[App and web page records]
---------------

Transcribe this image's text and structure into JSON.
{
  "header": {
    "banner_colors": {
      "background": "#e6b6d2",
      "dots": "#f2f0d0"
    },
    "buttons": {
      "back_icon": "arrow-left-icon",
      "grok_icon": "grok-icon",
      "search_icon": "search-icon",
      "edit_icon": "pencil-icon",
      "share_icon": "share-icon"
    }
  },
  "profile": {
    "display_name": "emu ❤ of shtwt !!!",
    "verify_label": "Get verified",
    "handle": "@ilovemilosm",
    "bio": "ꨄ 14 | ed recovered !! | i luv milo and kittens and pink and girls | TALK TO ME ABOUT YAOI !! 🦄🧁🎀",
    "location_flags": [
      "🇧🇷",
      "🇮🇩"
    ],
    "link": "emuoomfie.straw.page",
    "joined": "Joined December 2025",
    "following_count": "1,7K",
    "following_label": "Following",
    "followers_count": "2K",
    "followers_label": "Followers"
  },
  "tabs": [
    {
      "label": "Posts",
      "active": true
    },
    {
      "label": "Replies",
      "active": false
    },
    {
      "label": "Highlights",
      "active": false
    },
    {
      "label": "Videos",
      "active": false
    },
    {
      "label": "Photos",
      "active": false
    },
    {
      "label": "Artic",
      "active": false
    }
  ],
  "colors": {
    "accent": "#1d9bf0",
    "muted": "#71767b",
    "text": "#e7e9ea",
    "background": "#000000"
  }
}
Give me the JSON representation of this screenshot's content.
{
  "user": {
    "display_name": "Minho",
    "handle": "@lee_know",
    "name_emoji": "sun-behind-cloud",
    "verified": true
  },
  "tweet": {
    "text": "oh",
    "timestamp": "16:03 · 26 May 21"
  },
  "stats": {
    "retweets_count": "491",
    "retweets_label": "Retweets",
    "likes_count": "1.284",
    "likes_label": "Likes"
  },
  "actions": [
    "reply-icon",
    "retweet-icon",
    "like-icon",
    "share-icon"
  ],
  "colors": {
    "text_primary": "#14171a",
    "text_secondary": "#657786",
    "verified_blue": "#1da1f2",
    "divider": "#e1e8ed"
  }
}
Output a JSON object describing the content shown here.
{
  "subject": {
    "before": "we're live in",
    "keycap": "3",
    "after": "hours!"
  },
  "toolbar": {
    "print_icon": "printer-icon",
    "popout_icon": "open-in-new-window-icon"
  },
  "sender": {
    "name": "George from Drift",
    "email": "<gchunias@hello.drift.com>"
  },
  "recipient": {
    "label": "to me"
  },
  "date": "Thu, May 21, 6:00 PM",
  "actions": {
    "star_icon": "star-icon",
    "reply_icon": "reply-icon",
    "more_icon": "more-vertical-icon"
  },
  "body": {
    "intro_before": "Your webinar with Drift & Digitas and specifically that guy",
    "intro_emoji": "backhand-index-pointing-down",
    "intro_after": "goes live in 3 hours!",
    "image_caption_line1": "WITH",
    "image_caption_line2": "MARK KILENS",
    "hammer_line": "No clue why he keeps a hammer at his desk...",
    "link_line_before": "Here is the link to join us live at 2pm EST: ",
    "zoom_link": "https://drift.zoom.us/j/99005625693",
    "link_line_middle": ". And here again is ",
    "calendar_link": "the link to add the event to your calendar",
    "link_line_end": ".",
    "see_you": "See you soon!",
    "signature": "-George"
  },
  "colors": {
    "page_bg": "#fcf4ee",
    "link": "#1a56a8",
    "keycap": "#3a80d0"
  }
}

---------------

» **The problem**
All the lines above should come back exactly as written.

» **Completed exercise**
Transcribe this image's text and structure into JSON.
{
  "header": {
    "banner_colors": {
      "background": "#e6b6d2",
      "dots": "#f2f0d0"
    },
    "buttons": {
      "back_icon": "arrow-left-icon",
      "grok_icon": "grok-icon",
      "search_icon": "search-icon",
      "edit_icon": "pencil-icon",
      "share_icon": "share-icon"
    }
  },
  "profile": {
    "display_name": "emu ❤ of shtwt !!!",
    "verify_label": "Get verified",
    "handle": "@ilovemilosm",
    "bio": "ꨄ 14 | ed recovered !! | i luv milo and kittens and pink and girls | TALK TO ME ABOUT YAOI !! 🦄🧁🎀",
    "location_flags": [
      "🇧🇷",
      "🇮🇩"
    ],
    "link": "emuoomfie.straw.page",
    "joined": "Joined December 2025",
    "following_count": "1,7K",
    "following_label": "Following",
    "followers_count": "2K",
    "followers_label": "Followers"
  },
  "tabs": [
    {
      "label": "Posts",
      "active": true
    },
    {
      "label": "Replies",
      "active": false
    },
    {
      "label": "Highlights",
      "active": false
    },
    {
      "label": "Videos",
      "active": false
    },
    {
      "label": "Photos",
      "active": false
    },
    {
      "label": "Artic",
      "active": false
    }
  ],
  "colors": {
    "accent": "#1d9bf0",
    "muted": "#71767b",
    "text": "#e7e9ea",
    "background": "#000000"
  }
}
Give me the JSON representation of this screenshot's content.
{
  "user": {
    "display_name": "Minho",
    "handle": "@lee_know",
    "name_emoji": "sun-behind-cloud",
    "verified": true
  },
  "tweet": {
    "text": "oh",
    "timestamp": "16:03 · 26 May 21"
  },
  "stats": {
    "retweets_count": "491",
    "retweets_label": "Retweets",
    "likes_count": "1.284",
    "likes_label": "Likes"
  },
  "actions": [
    "reply-icon",
    "retweet-icon",
    "like-icon",
    "share-icon"
  ],
  "colors": {
    "text_primary": "#14171a",
    "text_secondary": "#657786",
    "verified_blue": "#1da1f2",
    "divider": "#e1e8ed"
  }
}
Output a JSON object describing the content shown here.
{
  "subject": {
    "before": "we're live in",
    "keycap": "3",
    "after": "hours!"
  },
  "toolbar": {
    "print_icon": "printer-icon",
    "popout_icon": "open-in-new-window-icon"
  },
  "sender": {
    "name": "George from Drift",
    "email": "<gchunias@hello.drift.com>"
  },
  "recipient": {
    "label": "to me"
  },
  "date": "Thu, May 21, 6:00 PM",
  "actions": {
    "star_icon": "star-icon",
    "reply_icon": "reply-icon",
    "more_icon": "more-vertical-icon"
  },
  "body": {
    "intro_before": "Your webinar with Drift & Digitas and specifically that guy",
    "intro_emoji": "backhand-index-pointing-down",
    "intro_after": "goes live in 3 hours!",
    "image_caption_line1": "WITH",
    "image_caption_line2": "MARK KILENS",
    "hammer_line": "No clue why he keeps a hammer at his desk...",
    "link_line_before": "Here is the link to join us live at 2pm EST: ",
    "zoom_link": "https://drift.zoom.us/j/99005625693",
    "link_line_middle": ". And here again is ",
    "calendar_link": "the link to add the event to your calendar",
    "link_line_end": ".",
    "see_you": "See you soon!",
    "signature": "-George"
  },
  "colors": {
    "page_bg": "#fcf4ee",
    "link": "#1a56a8",
    "keycap": "#3a80d0"
  }
}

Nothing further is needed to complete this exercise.